● WORK TASK
No pictures, everything else exact: set down the entries in full.
═════ WORKING DATA ═════
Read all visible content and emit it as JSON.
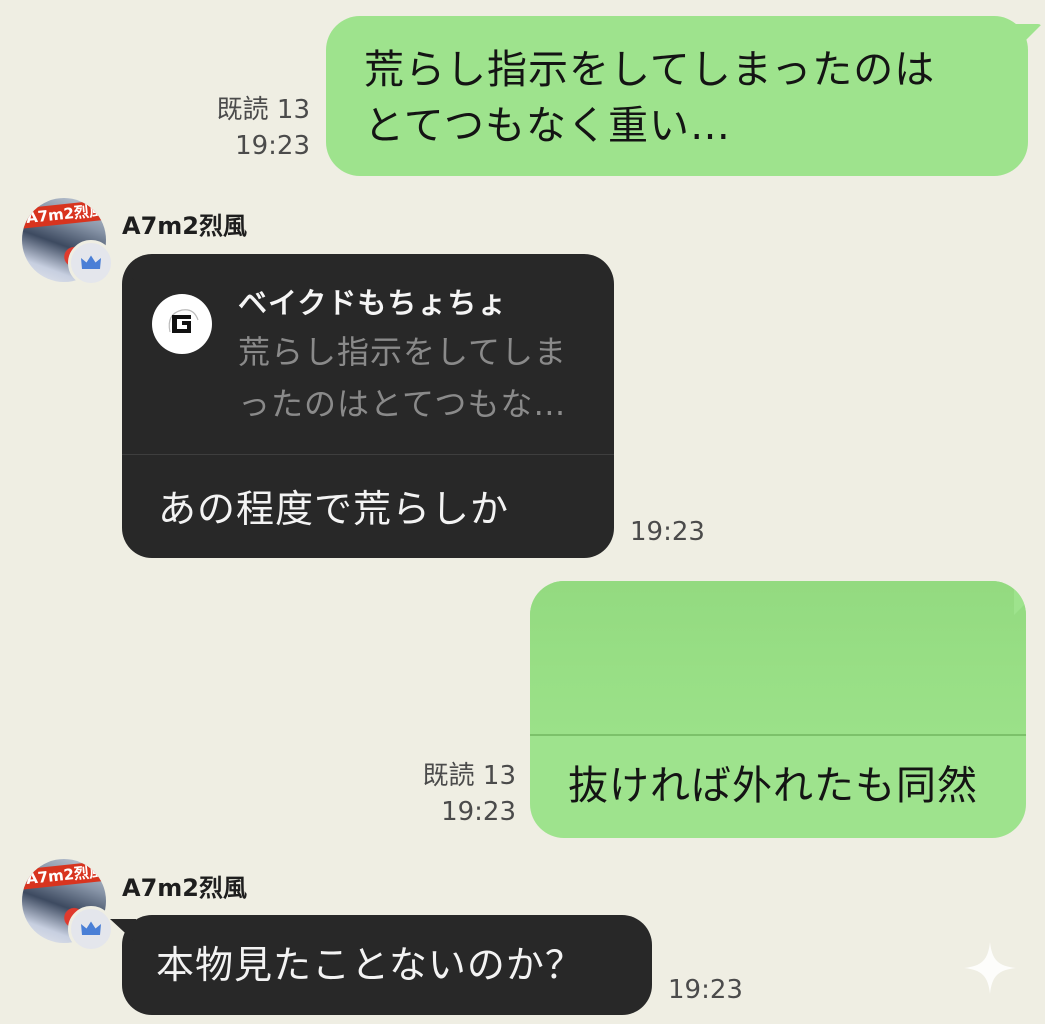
{
  "messages": [
    {
      "direction": "outgoing",
      "lines": [
        "荒らし指示をしてしまったのは",
        "とてつもなく重い…"
      ],
      "read": "既読 13",
      "time": "19:23"
    },
    {
      "direction": "incoming",
      "sender": "A7m2烈風",
      "reply_to": {
        "name": "ベイクドもちょちょ",
        "preview_lines": [
          "荒らし指示をしてしま",
          "ったのはとてつもな…"
        ]
      },
      "text": "あの程度で荒らしか",
      "time": "19:23"
    },
    {
      "direction": "outgoing",
      "text": "抜ければ外れたも同然",
      "read": "既読 13",
      "time": "19:23"
    },
    {
      "direction": "incoming",
      "sender": "A7m2烈風",
      "text": "本物見たことないのか？",
      "time": "19:23"
    }
  ],
  "colors": {
    "background": "#efeee3",
    "outgoing_bubble": "#9ee38d",
    "incoming_bubble": "#282828",
    "badge": "#4a7fd6"
  },
  "icons": {
    "avatar_badge": "crown-icon",
    "reply_avatar": "g-logo-icon",
    "corner": "sparkle-icon"
  }
}
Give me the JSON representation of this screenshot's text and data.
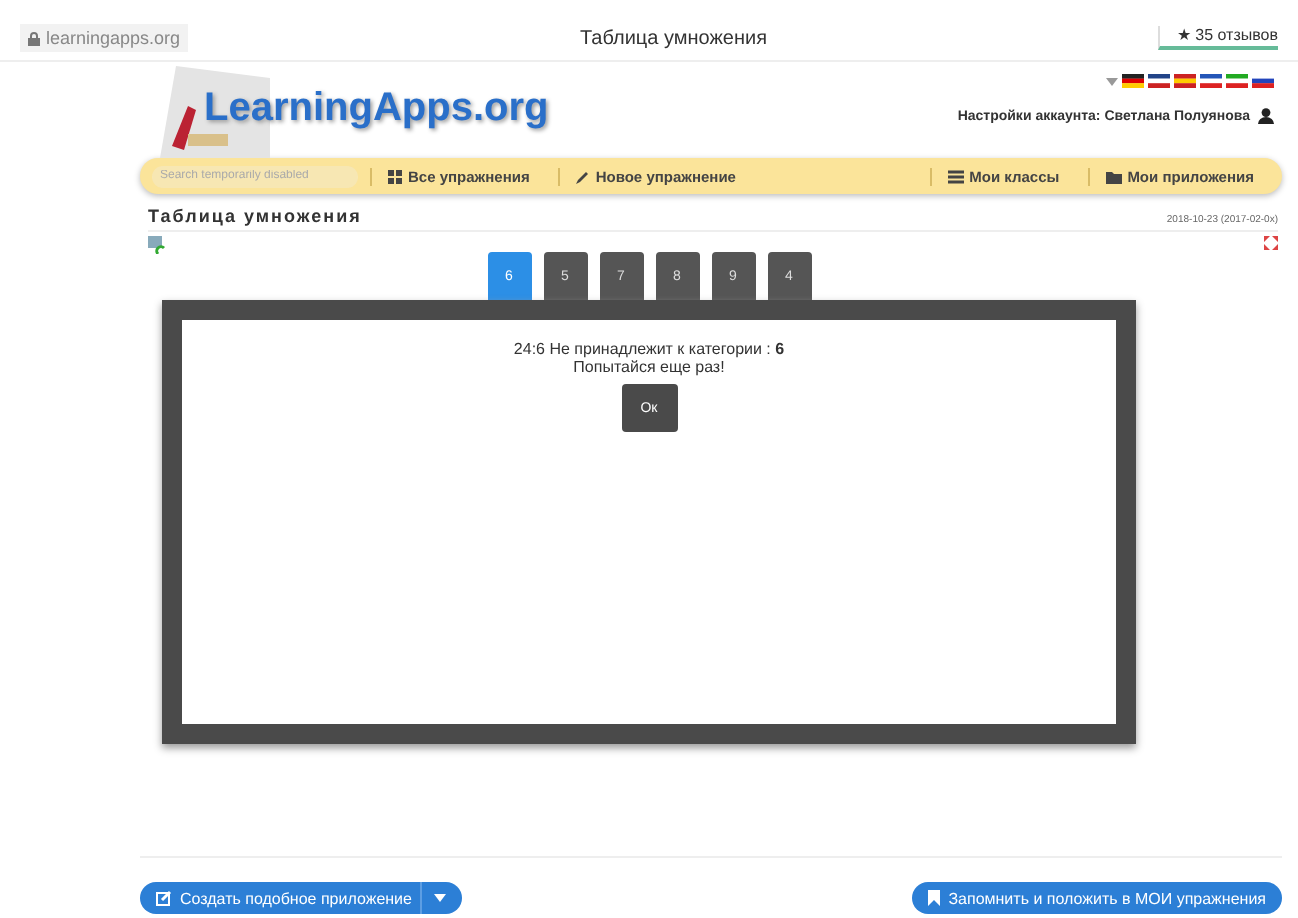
{
  "browser": {
    "address": "learningapps.org",
    "title": "Таблица умножения",
    "reviews": "★ 35 отзывов"
  },
  "header": {
    "logo": "LearningApps.org",
    "account": "Настройки аккаунта: Светлана Полуянова"
  },
  "nav": {
    "search": {
      "placeholder": "Search temporarily disabled"
    },
    "items": [
      {
        "label": "Все упражнения"
      },
      {
        "label": "Новое упражнение"
      },
      {
        "label": "Мои классы"
      },
      {
        "label": "Мои приложения"
      }
    ]
  },
  "app": {
    "title": "Таблица умножения",
    "date": "2018-10-23 (2017-02-0x)",
    "tabs": [
      {
        "label": "6",
        "selected": true
      },
      {
        "label": "5",
        "selected": false
      },
      {
        "label": "7",
        "selected": false
      },
      {
        "label": "8",
        "selected": false
      },
      {
        "label": "9",
        "selected": false
      },
      {
        "label": "4",
        "selected": false
      }
    ],
    "dialog": {
      "message": "24:6 Не принадлежит к категории : **6**",
      "hint": "Попытайся еще раз!",
      "button": "Ок"
    }
  },
  "footer": {
    "create": "Создать подобное приложение",
    "save": "Запомнить и положить в МОИ упражнения"
  }
}
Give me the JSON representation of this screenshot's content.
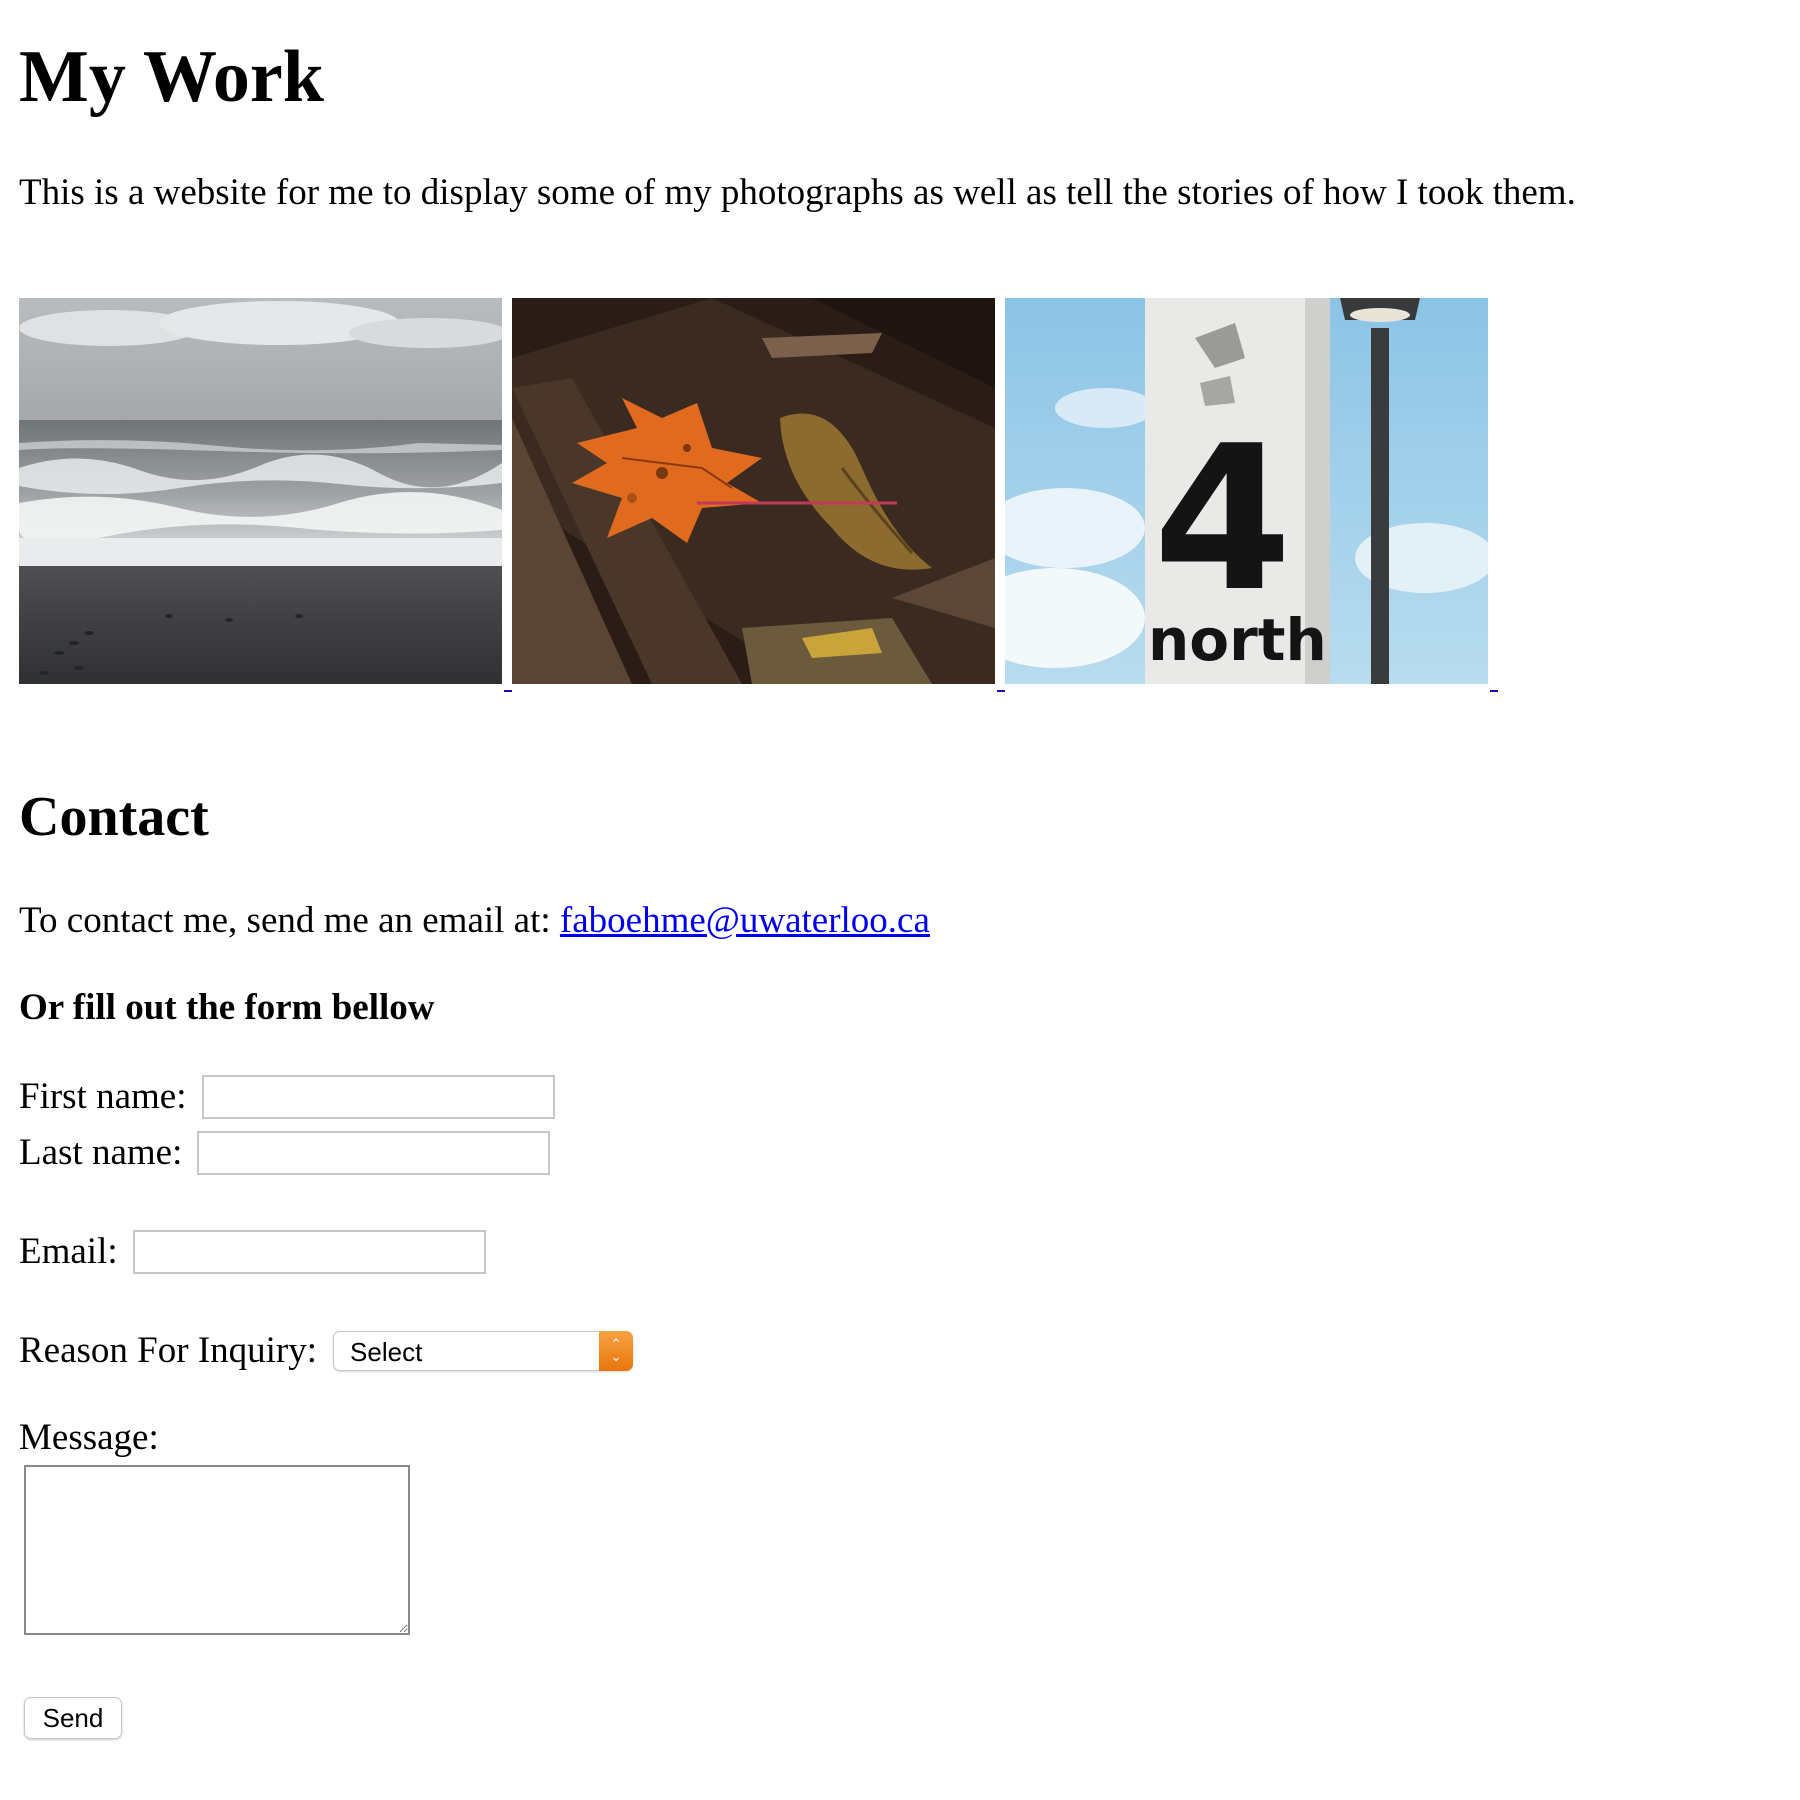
{
  "header": {
    "title": "My Work",
    "intro": "This is a website for me to display some of my photographs as well as tell the stories of how I took them."
  },
  "gallery": {
    "photos": [
      {
        "subject": "Stormy ocean waves on a black sand beach with footprints",
        "icon": "ocean-photo"
      },
      {
        "subject": "Orange autumn maple leaf lying on dark tree bark",
        "icon": "leaf-photo"
      },
      {
        "subject": "Concrete pillar with a large number sign and a street lamp against a blue sky",
        "icon": "sign-photo",
        "sign_number": "4",
        "sign_word": "north"
      }
    ]
  },
  "contact": {
    "heading": "Contact",
    "line_prefix": "To contact me, send me an email at: ",
    "email": "faboehme@uwaterloo.ca",
    "form_heading": "Or fill out the form bellow"
  },
  "form": {
    "first_name_label": "First name:",
    "first_name_value": "",
    "last_name_label": "Last name:",
    "last_name_value": "",
    "email_label": "Email:",
    "email_value": "",
    "reason_label": "Reason For Inquiry:",
    "reason_selected": "Select",
    "message_label": "Message:",
    "message_value": "",
    "send_label": "Send"
  },
  "colors": {
    "link": "#0000ee",
    "select_accent": "#f08a1c"
  }
}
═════
● YOUR SOLUTION
Read all visible content and emit it as JSON.
{
  "messages": [
    {
      "direction": "outgoing",
      "lines": [
        "荒らし指示をしてしまったのは",
        "とてつもなく重い…"
      ],
      "read": "既読 13",
      "time": "19:23"
    },
    {
      "direction": "incoming",
      "sender": "A7m2烈風",
      "reply_to": {
        "name": "ベイクドもちょちょ",
        "preview_lines": [
          "荒らし指示をしてしま",
          "ったのはとてつもな…"
        ]
      },
      "text": "あの程度で荒らしか",
      "time": "19:23"
    },
    {
      "direction": "outgoing",
      "text": "抜ければ外れたも同然",
      "read": "既読 13",
      "time": "19:23"
    },
    {
      "direction": "incoming",
      "sender": "A7m2烈風",
      "text": "本物見たことないのか？",
      "time": "19:23"
    }
  ],
  "colors": {
    "background": "#efeee3",
    "outgoing_bubble": "#9ee38d",
    "incoming_bubble": "#282828",
    "badge": "#4a7fd6"
  },
  "icons": {
    "avatar_badge": "crown-icon",
    "reply_avatar": "g-logo-icon",
    "corner": "sparkle-icon"
  }
}
Give me the JSON representation of this screenshot's text and data.
{
  "browser": {
    "address": "learningapps.org",
    "title": "Таблица умножения",
    "reviews": "★ 35 отзывов"
  },
  "header": {
    "logo": "LearningApps.org",
    "account": "Настройки аккаунта: Светлана Полуянова"
  },
  "nav": {
    "search": {
      "placeholder": "Search temporarily disabled"
    },
    "items": [
      {
        "label": "Все упражнения"
      },
      {
        "label": "Новое упражнение"
      },
      {
        "label": "Мои классы"
      },
      {
        "label": "Мои приложения"
      }
    ]
  },
  "app": {
    "title": "Таблица умножения",
    "date": "2018-10-23 (2017-02-0x)",
    "tabs": [
      {
        "label": "6",
        "selected": true
      },
      {
        "label": "5",
        "selected": false
      },
      {
        "label": "7",
        "selected": false
      },
      {
        "label": "8",
        "selected": false
      },
      {
        "label": "9",
        "selected": false
      },
      {
        "label": "4",
        "selected": false
      }
    ],
    "dialog": {
      "message": "24:6 Не принадлежит к категории : **6**",
      "hint": "Попытайся еще раз!",
      "button": "Ок"
    }
  },
  "footer": {
    "create": "Создать подобное приложение",
    "save": "Запомнить и положить в МОИ упражнения"
  }
}
Give me the JSON representation of this screenshot's content.
{
  "header": {
    "title": "My Work",
    "intro": "This is a website for me to display some of my photographs as well as tell the stories of how I took them."
  },
  "gallery": {
    "photos": [
      {
        "subject": "Stormy ocean waves on a black sand beach with footprints",
        "icon": "ocean-photo"
      },
      {
        "subject": "Orange autumn maple leaf lying on dark tree bark",
        "icon": "leaf-photo"
      },
      {
        "subject": "Concrete pillar with a large number sign and a street lamp against a blue sky",
        "icon": "sign-photo",
        "sign_number": "4",
        "sign_word": "north"
      }
    ]
  },
  "contact": {
    "heading": "Contact",
    "line_prefix": "To contact me, send me an email at: ",
    "email": "faboehme@uwaterloo.ca",
    "form_heading": "Or fill out the form bellow"
  },
  "form": {
    "first_name_label": "First name:",
    "first_name_value": "",
    "last_name_label": "Last name:",
    "last_name_value": "",
    "email_label": "Email:",
    "email_value": "",
    "reason_label": "Reason For Inquiry:",
    "reason_selected": "Select",
    "message_label": "Message:",
    "message_value": "",
    "send_label": "Send"
  },
  "colors": {
    "link": "#0000ee",
    "select_accent": "#f08a1c"
  }
}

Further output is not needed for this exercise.